You might be wondering now, how do I get rid of these beliefs? Well, this may surprise you but, before you can get rid of them, the first thing you have to do is to love yourself for having them rather than making yourself wrong for it. Criticizing yourself for having them will only keep them stuck.
The second thing to do, which might seem even more radical than what I have just suggested, is to love each one of the beliefs. Love them as part of who you have been up to now and open to the possibility that they have served you in some way. Consider that you needed them otherwise they would not have been there, and that they might have served to protect you in some way. Love them for what they have done for you up to now, even if you cannot see what that might be.
I am telling you to love them because beliefs are not just benign things that exist as connections in the brain that can be turned off just like that. They exist as an integral part of your ego. That means if you make the beliefs wrong and try to get rid of them, you are attacking and undermining your own ego. And that is a big deal. Bringing love to the situation by loving yourself for having the belief and loving the belief itself prior to disavowing it, will quieten the ego and make it more receptive to accepting the positive alternative.
So, you see, to ask, “How do I get rid of these beliefs,” is to ask the wrong question. The real question is, “How can I get to a point where I can lovingly accept my belief, and love myself completely for having it so I can then let it dissolve naturally?”
That might sound crazy but the paradox is that it’s only when you do accept the belief and love it in the knowledge that it has served you, that you, or shall we say, your ego can begin to let it go.
I am sure you’ve heard the saying, “What you resist, persists.” It is certainly applicable in this instance. Resist the belief by trying to let it go from a place of judgment and it will become stronger. Love it just the way it is, accepting it as a loving, supportive part of yourself that you now see is no longer relevant to your life, and it will dissolve on its own. It will cease to have any votes in your reality, and it will have no power to create in your life.
So, what I want you to do now is to take those pieces of paper on which you wrote your beliefs and one by one do the following.
1. Hold the belief in your left hand, which connects it to your right brain, hold it high, and then say this, with feeling:
“I love myself for having had the belief that . . . . . . . . . .and I realize that this belief has served me lovingly in the past. I send love and appreciation now to this belief and the part of my ego that has felt the need to hold onto it. I feel blessed to have had it as part of my consciousness until this moment, and I realize now that I need to hold onto it no longer. I therefore lovingly release it from my consciousness NOW.“
2. Now hold the belief in your right hand and say the same thing again, this time connecting with your left brain.
Say it at least three times, changing hands each time, and say the last line with gusto and with plenty of voice. Put some physical energy behind it as well.
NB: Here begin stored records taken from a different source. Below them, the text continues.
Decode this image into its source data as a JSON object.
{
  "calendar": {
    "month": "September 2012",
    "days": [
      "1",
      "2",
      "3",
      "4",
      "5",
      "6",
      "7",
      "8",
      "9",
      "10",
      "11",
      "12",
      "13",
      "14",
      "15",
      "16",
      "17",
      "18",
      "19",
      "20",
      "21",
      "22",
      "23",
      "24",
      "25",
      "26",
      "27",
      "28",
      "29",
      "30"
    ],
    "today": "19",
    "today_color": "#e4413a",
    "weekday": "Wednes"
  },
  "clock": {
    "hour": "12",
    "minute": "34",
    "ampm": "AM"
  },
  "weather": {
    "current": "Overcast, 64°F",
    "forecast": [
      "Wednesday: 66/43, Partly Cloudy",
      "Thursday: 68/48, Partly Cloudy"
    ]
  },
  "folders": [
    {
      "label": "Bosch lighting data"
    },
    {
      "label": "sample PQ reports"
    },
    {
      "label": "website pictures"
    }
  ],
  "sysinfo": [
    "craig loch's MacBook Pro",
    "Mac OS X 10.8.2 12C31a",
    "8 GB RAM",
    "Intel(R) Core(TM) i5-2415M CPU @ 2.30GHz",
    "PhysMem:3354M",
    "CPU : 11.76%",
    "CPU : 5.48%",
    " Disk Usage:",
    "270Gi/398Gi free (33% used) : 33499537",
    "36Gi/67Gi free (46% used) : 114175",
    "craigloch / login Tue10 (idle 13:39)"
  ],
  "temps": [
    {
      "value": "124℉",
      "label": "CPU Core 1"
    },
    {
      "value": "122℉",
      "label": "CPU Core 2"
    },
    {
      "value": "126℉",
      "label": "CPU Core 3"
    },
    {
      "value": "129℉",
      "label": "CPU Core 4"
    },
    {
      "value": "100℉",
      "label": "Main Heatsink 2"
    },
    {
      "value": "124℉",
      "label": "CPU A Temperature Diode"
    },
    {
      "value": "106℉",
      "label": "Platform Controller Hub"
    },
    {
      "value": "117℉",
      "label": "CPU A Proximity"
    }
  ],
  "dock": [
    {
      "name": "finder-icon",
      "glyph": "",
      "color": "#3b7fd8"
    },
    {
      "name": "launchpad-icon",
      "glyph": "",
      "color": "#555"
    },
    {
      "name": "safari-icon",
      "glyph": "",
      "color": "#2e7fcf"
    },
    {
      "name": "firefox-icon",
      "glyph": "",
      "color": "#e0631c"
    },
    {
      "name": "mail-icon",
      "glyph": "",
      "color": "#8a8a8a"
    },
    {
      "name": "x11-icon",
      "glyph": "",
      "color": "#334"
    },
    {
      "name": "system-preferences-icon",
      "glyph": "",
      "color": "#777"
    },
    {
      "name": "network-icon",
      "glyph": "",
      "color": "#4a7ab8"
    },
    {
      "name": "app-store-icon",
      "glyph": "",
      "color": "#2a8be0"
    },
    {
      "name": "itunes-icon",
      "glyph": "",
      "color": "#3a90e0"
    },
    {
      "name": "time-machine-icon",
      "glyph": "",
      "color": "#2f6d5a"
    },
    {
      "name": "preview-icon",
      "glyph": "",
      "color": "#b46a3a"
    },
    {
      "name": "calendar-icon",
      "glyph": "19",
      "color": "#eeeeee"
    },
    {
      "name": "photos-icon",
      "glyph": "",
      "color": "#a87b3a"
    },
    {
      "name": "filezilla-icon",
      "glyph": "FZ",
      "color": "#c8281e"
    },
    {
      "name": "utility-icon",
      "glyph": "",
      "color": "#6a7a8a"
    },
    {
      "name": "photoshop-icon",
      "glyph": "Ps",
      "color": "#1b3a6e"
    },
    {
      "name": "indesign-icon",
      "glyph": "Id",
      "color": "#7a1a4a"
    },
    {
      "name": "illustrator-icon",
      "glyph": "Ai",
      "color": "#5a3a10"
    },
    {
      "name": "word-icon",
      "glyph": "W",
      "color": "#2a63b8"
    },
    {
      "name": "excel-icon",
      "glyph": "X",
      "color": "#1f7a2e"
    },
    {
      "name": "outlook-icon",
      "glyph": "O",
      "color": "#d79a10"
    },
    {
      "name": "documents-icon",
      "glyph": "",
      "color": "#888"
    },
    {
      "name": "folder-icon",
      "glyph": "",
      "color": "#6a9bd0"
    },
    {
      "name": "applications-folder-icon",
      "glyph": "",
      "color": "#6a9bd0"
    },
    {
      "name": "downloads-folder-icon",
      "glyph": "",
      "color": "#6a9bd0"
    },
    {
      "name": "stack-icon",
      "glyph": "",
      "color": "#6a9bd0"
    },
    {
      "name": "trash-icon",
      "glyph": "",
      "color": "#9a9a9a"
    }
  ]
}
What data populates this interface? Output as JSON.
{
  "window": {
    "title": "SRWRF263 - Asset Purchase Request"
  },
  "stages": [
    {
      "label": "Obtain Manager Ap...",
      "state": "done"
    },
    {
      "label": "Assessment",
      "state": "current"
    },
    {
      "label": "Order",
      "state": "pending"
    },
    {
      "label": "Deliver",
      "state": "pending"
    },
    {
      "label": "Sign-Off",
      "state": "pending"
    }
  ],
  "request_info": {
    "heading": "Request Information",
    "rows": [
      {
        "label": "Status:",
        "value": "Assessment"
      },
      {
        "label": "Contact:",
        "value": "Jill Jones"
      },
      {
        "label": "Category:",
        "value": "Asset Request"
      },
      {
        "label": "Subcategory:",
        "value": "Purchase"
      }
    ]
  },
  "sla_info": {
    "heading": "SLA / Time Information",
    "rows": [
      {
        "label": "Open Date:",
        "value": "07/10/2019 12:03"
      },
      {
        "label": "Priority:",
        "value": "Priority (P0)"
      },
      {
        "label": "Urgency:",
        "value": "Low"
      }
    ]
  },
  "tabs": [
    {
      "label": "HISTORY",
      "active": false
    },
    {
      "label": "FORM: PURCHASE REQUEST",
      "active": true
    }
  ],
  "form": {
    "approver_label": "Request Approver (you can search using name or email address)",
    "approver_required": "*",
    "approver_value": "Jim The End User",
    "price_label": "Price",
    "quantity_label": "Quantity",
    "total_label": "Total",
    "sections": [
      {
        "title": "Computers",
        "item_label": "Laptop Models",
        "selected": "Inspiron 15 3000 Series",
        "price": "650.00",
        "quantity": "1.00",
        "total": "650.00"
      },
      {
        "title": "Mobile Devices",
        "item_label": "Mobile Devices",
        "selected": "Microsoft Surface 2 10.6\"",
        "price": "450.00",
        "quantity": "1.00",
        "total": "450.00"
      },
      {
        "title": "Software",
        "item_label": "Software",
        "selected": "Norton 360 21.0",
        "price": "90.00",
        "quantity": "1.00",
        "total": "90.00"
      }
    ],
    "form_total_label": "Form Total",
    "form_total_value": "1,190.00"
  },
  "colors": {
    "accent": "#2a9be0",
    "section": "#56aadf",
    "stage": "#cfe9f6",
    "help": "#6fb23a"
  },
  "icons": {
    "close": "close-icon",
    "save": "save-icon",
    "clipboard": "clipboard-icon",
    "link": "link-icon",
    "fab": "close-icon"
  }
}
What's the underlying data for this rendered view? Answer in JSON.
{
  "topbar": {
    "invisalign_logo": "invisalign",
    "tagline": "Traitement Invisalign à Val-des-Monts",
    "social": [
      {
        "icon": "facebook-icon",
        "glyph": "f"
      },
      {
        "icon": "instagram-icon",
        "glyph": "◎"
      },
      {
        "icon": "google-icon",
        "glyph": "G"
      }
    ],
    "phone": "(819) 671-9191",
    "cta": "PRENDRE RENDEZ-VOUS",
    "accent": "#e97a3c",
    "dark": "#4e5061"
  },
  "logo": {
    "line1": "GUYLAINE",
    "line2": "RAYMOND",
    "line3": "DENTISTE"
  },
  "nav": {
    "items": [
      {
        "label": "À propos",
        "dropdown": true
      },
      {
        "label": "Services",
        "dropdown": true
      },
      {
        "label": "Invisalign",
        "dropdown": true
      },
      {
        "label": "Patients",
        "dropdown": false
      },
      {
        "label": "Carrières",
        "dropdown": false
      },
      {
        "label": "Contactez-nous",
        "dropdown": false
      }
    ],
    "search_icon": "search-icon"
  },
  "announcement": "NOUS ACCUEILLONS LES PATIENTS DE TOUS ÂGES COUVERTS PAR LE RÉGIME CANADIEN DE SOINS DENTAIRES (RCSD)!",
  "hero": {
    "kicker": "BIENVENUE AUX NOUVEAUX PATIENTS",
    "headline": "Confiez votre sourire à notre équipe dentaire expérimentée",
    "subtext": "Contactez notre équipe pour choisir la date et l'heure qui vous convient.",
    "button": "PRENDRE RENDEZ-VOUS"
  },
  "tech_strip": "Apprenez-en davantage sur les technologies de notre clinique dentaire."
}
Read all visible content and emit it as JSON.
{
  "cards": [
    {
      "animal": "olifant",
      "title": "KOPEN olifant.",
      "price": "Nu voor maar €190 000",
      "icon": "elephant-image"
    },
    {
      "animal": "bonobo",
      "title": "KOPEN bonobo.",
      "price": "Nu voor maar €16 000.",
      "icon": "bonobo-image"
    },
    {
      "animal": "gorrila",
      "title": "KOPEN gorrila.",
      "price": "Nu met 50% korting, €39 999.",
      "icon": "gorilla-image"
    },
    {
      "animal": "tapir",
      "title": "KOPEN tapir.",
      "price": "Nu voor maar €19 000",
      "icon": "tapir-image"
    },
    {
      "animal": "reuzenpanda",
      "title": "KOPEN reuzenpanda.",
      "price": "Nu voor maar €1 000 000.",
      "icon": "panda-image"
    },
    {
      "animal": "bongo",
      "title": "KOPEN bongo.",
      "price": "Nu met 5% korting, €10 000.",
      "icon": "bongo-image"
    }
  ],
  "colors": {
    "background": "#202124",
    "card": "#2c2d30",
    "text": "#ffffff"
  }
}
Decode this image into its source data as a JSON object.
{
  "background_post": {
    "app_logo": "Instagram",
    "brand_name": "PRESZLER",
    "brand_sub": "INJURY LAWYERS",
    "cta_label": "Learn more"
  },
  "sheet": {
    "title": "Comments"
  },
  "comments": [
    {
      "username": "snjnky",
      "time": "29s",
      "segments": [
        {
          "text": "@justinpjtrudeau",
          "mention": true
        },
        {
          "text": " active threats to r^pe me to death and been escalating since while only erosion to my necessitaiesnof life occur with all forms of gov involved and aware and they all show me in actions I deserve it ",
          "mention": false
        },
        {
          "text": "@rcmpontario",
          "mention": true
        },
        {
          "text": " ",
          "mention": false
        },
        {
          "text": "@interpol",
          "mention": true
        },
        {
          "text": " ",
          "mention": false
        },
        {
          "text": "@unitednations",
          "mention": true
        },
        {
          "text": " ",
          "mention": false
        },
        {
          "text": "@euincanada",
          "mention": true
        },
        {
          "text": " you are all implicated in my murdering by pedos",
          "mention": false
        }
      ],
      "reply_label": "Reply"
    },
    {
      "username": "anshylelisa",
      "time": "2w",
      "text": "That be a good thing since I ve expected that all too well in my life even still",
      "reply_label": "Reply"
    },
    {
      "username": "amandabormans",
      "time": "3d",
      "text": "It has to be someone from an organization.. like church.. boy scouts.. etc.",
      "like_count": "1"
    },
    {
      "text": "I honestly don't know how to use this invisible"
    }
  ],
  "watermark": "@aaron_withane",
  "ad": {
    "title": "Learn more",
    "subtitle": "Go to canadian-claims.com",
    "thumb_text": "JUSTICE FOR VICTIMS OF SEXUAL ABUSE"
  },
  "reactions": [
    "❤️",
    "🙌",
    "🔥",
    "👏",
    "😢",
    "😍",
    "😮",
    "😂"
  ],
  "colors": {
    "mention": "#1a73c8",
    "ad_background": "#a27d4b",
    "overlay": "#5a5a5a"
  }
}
Then, when you have finished doing it for that one belief, tear that piece of paper up. Then go on to do the next one.
3. In your journal, for each core negative belief to which you have sent love, write up a statement that would affirm the positive. For example, Glenda would now be able to affirm, “I now believe with all my heart that it is safe to get close to and be intimate with a man and to stay in the relationship for as long as I want to.”
When you have written these affirmations, say them out loud at least three times. And then, do a mandala immediately afterward.